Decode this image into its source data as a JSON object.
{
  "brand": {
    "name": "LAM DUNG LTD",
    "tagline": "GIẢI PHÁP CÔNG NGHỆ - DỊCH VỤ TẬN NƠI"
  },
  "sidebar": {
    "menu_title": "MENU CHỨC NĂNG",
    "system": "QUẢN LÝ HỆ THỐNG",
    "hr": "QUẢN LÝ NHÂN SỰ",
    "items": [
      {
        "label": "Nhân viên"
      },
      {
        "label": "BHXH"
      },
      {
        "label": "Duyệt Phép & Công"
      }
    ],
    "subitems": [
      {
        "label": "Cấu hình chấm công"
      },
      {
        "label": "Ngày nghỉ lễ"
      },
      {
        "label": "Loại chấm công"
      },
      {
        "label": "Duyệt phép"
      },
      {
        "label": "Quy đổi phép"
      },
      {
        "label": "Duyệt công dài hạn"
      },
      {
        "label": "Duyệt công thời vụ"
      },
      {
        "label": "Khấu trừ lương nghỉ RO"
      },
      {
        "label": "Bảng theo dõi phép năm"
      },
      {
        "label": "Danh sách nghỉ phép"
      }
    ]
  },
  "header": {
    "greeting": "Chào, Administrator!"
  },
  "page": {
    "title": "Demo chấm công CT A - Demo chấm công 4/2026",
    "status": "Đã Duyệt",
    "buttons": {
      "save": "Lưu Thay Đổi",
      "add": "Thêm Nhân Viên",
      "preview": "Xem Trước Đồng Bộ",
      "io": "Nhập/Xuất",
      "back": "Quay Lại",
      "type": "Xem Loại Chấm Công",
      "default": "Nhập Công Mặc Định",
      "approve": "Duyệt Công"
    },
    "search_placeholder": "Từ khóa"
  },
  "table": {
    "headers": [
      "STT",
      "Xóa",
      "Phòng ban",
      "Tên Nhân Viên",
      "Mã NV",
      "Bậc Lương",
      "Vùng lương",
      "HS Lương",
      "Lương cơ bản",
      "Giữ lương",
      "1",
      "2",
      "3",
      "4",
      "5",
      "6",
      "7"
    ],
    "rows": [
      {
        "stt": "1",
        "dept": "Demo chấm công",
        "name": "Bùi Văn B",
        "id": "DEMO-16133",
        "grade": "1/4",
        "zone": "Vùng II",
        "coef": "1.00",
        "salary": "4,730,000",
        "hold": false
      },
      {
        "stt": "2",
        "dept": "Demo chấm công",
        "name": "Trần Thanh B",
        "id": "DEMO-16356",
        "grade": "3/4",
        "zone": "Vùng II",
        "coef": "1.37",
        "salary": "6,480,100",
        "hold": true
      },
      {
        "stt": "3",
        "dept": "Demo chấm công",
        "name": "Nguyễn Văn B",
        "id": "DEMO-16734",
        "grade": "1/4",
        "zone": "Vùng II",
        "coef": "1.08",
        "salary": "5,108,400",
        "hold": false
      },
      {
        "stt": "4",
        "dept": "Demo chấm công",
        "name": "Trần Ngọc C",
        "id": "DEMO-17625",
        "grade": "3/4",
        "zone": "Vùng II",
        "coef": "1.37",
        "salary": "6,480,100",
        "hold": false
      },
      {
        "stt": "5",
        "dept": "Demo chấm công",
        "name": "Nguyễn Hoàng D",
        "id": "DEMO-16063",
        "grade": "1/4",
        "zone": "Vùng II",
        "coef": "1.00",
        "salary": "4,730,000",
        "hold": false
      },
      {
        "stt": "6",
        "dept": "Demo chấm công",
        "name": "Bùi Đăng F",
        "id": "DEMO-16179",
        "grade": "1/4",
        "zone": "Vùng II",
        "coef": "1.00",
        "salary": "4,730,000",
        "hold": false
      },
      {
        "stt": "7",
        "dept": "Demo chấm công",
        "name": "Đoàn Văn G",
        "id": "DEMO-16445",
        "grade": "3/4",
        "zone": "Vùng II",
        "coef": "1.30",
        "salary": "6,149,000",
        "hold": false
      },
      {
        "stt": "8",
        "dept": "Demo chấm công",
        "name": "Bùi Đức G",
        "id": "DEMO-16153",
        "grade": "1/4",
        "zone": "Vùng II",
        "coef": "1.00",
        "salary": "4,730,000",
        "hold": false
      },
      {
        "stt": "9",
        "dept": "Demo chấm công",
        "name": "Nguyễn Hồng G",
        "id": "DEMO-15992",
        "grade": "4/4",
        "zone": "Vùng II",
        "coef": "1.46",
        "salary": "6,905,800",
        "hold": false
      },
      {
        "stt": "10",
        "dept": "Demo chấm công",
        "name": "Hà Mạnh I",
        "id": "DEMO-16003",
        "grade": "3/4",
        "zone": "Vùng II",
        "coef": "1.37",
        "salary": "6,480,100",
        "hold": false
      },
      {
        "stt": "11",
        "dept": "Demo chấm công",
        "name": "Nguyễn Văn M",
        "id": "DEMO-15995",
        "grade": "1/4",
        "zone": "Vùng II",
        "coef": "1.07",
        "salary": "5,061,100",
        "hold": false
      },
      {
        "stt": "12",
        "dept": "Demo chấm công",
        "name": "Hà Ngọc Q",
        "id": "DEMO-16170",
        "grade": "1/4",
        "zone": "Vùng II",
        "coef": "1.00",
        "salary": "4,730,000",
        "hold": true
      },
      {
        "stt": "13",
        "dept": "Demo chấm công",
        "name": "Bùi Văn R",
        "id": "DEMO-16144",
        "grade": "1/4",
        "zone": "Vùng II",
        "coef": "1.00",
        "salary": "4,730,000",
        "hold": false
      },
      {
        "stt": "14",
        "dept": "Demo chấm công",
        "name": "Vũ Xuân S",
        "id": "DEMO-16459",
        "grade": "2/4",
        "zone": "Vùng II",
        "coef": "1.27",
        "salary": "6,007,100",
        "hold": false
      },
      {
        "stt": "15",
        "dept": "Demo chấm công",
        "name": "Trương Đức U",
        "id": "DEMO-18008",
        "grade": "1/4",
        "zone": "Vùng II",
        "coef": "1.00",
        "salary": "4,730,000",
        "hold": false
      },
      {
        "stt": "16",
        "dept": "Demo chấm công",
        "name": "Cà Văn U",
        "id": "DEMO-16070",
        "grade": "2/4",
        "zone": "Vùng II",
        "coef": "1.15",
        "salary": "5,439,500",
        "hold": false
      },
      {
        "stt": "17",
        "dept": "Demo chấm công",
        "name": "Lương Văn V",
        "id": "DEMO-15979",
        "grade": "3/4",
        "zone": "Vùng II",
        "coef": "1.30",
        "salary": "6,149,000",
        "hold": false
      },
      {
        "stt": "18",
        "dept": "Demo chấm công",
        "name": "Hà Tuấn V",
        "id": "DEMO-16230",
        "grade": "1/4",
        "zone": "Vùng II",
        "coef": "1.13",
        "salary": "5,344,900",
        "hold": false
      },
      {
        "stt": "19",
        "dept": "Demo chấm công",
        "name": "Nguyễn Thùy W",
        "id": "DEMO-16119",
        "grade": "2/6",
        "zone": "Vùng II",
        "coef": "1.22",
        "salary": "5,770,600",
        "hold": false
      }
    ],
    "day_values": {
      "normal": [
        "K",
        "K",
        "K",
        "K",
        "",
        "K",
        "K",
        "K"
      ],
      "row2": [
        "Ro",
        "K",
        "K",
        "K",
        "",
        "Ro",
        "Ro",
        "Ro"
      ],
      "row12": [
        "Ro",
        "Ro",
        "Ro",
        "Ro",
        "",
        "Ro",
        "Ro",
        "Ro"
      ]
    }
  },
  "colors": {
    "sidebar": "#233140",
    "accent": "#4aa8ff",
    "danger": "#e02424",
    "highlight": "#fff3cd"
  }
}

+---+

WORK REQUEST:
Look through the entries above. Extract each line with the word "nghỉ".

ANSWER BELOW:
        "label": "Ngày nghỉ lễ"
        "label": "Khấu trừ lương nghỉ RO"
        "label": "Danh sách nghỉ phép"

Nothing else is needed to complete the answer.